Varieties. [Newspaper Article] — Sydney Chronicle — 4 November 1846
jL',EARY Goasas.--Douglas Jerrold is "pinr 'amch nand the presiding genius of Bradbury aad Evan's 1'mous periodical is M;r. Tliackeray, all ,ciajl,-Anqgelo Titmarsh of Fraser's Mlagazine. Washingto.n ,rving has just completed a " Life of Mahomet." The principal scenes of Dickens' new story are laid iii te* west of England : he is n his own publisherl A' ew literary journal, tc called The WIeek, i. abolut to be started Iti combine the principal tatues of a mat o ne and newspaper. Cyrus Redding is .o be the editor. A BlassK PLACE.--There is a .... ,.ec0....,,, about the little town of Portland, Iqa ', l.te States. While a certain steam boat w "as , . tpt ting out from there, recently, for New O,:lesI':. mate, an old boatman turned to some passel !r and remarked -" This little town, gentlemen, looks dull, but I can tell you it is reanAos a mighty. brisk place. About fifteen years ago, as I was. going down with a fish boat to New Orleans, we. stopped here to procure some provisions. I w...

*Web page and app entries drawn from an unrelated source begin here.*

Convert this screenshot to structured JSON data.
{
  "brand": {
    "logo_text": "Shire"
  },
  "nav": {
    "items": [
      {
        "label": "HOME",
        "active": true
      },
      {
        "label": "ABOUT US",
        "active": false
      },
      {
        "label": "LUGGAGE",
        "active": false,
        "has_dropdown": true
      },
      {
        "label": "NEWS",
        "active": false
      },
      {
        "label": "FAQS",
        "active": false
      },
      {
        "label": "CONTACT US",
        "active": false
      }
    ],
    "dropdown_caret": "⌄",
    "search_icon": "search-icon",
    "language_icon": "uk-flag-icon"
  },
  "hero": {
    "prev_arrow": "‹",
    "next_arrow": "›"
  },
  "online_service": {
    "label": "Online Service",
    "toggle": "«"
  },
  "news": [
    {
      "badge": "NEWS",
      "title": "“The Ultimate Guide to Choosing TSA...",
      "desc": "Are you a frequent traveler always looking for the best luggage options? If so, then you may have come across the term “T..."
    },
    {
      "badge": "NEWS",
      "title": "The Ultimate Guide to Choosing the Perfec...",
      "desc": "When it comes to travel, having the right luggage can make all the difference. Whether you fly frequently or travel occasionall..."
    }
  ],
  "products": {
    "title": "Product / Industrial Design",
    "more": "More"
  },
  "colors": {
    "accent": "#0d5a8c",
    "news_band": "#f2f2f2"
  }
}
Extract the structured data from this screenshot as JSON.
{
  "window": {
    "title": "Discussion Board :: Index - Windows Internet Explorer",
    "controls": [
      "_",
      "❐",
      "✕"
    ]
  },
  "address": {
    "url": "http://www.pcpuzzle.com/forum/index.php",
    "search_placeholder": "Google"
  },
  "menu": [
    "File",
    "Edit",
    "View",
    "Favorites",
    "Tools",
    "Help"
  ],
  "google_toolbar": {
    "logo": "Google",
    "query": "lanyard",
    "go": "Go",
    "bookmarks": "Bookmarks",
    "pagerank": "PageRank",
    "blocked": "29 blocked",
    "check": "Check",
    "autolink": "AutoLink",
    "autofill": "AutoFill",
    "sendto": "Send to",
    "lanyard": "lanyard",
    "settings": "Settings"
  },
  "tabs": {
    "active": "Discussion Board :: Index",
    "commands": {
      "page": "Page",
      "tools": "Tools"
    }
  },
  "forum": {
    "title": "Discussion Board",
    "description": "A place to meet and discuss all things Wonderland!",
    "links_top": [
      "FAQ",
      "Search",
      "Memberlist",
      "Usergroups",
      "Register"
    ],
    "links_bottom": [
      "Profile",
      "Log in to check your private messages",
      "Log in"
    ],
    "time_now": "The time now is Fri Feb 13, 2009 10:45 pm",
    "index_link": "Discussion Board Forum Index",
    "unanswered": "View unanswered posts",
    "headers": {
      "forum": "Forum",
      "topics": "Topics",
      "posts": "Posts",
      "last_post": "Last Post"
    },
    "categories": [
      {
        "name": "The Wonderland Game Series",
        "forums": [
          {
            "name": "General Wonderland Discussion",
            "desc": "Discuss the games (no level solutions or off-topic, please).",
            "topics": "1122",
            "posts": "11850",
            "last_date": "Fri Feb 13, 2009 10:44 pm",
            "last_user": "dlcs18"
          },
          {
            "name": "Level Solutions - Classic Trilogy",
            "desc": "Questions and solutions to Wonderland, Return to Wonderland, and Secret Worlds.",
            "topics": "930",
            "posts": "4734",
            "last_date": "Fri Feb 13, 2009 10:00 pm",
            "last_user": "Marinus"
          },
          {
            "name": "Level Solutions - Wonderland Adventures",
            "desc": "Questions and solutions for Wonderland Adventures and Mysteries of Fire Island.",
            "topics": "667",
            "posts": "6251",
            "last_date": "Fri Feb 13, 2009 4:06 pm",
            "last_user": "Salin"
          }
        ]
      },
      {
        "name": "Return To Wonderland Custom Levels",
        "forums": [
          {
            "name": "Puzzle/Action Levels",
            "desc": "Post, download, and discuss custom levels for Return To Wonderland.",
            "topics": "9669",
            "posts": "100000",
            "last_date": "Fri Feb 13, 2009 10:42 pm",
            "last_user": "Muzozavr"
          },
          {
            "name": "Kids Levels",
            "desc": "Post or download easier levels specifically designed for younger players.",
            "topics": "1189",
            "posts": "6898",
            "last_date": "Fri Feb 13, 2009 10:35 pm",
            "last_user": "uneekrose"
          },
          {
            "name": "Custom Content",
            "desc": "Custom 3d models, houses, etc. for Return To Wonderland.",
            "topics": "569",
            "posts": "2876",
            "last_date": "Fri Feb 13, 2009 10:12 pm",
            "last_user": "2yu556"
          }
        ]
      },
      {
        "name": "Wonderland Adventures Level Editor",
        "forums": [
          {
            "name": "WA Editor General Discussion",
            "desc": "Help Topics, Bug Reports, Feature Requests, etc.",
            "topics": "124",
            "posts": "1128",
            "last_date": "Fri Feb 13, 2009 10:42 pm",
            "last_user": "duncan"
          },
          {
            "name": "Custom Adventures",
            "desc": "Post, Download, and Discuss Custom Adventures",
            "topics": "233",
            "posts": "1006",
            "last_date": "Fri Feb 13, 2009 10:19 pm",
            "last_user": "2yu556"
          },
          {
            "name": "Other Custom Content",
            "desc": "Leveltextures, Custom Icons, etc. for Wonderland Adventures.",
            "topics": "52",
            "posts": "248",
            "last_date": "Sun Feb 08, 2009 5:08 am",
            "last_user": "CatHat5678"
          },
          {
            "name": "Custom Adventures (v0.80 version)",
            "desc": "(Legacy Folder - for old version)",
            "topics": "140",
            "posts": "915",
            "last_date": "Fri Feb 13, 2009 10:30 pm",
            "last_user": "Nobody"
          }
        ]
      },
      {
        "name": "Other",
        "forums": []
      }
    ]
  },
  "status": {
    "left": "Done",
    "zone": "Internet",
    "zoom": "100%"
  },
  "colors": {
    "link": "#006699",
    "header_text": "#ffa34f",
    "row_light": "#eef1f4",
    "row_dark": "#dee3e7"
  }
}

THE SYDNEY CHRONICLE. WEDNESDAY, NOV. 4, 1846. THE LATE IMPORTANT NEWS FROM ENGLAND.—A CONVENTION OF PEACE WITH AMERICA.—THE SECESSION OF SIR ROBERT PEEL'S CABINET. [Newspaper Article] — Sydney Chronicle — 4 November 1846
THE SYDNEY CHRONICLE. W'EDNESDAY, NOV. 4, 1846. THE LATE IMPORTANT NEWS FROM.ENG LAND.-A CONVENTION OF PEACE WITH AMERICA. - THE SECESSION -OF SIR ROBERT PEEL'S CABINET. :SIxNCE our last publication a copious influx of intelligence from England has occurred. The principal events it makes known to uis will be deemed of vast importance by the whole civilized world. They will create an intensity of feeling, and become the chief subject of discussion in all the cabinets of Europe. Questions have been decided, .the solution of which kept all nations in anxious and intolerable suspense.. The ?contingencies of peace or war are no longer .matter of conjecture, of dread, or desire, as the case may have been. The doctrine of " Free trade is now a principle so firmly -fixed, that every commercial state must speedily adopt it and apply it in all its . fiscal and international regulations; unless !by their combined efforts (let the shade of the mighty Napoleon tell them how vain -would be the at...